Friday, November 11, 2011

Two Minutes

I was in my kitchen this morning when the clock clicked over to 11:00. I didn't know where to look for the two minutes of silence, so I watched my microwave clock. For two minutes.

It always feels longer than I expect, standing there doing nothing for two minutes. I tried not to let my mind wander, but I kept thinking about stupid stuff. I wanted to take out the garbage. I wanted to wipe the counters. I wanted to get set up on the table to start the assignment I should have started two days ago. I forced myself to be quiet and still for two minutes.

I thought about what it would be like not just to be annoyed about having to be still. About what it would be like to also be hungry, or thirsty, cold or hot, unwashed and weighed down with pounds and pounds of heavy equipment. I thought about what it would be like if I had to be quiet as if my life depended on it.

I can't find the exact quote, but I thought I'd heard something about war being equal parts boredom and terror. Fortunately for those of us who haven't had to go to war, we're much more conversant with boredom.

Remembrance Day. It's the other Thanksgiving.

5 comments:

Nicole said...

I really really like this post. I think about those things, and wonder what it would be like, to be in a war and have to go through it all. It's amazing people come out of it, you know?

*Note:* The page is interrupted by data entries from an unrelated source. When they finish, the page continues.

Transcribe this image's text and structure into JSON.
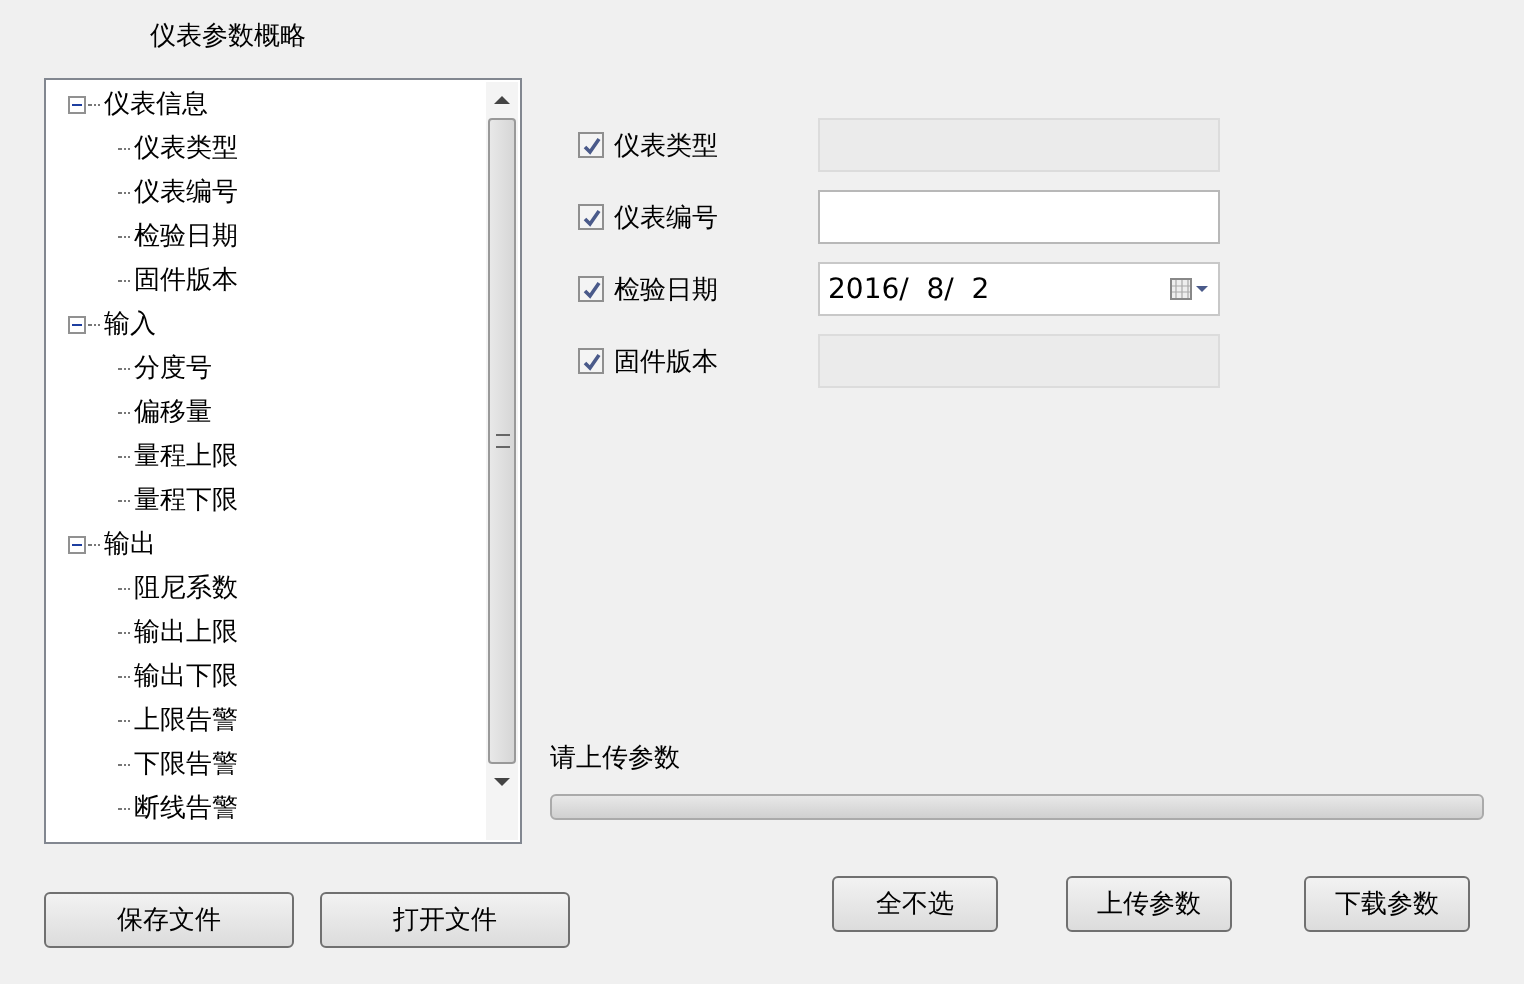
{
  "group_title": "仪表参数概略",
  "tree": [
    {
      "label": "仪表信息",
      "expanded": true,
      "children": [
        {
          "label": "仪表类型"
        },
        {
          "label": "仪表编号"
        },
        {
          "label": "检验日期"
        },
        {
          "label": "固件版本"
        }
      ]
    },
    {
      "label": "输入",
      "expanded": true,
      "children": [
        {
          "label": "分度号"
        },
        {
          "label": "偏移量"
        },
        {
          "label": "量程上限"
        },
        {
          "label": "量程下限"
        }
      ]
    },
    {
      "label": "输出",
      "expanded": true,
      "children": [
        {
          "label": "阻尼系数"
        },
        {
          "label": "输出上限"
        },
        {
          "label": "输出下限"
        },
        {
          "label": "上限告警"
        },
        {
          "label": "下限告警"
        },
        {
          "label": "断线告警"
        }
      ]
    }
  ],
  "fields": [
    {
      "label": "仪表类型",
      "checked": true,
      "kind": "text",
      "disabled": true
    },
    {
      "label": "仪表编号",
      "checked": true,
      "kind": "text",
      "disabled": false
    },
    {
      "label": "检验日期",
      "checked": true,
      "kind": "date",
      "value": "2016/  8/  2"
    },
    {
      "label": "固件版本",
      "checked": true,
      "kind": "text",
      "disabled": true
    }
  ],
  "progress": {
    "label": "请上传参数",
    "level": 0
  },
  "left_buttons": [
    "保存文件",
    "打开文件"
  ],
  "right_buttons": [
    "全不选",
    "上传参数",
    "下载参数"
  ]
}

StephLove said...

Good thought.

Sandra said...

At least you made it through the two minutes. The radio station I was listening to this morning was all, "It's 11 o'clock, let's have two minutes of silence for our veterans..." About 30 seconds went by, then Britney Spears kicked in with Womanizer. Apparently the radio guy has a shorter attention span than my ADD kid.

Nan | Wrath Of Mom said...

Beautiful post. "Remembrance Day. It's the other Thanksgiving." -- beautiful.

Marilyn (A Lot of Loves) said...

I'm glad we have the freedom to be more bored than scared. We watched the WWII war planes fly over our house at 11am. They're so loud it had me thinking what it must have been like to be in a place where you heard them all the time.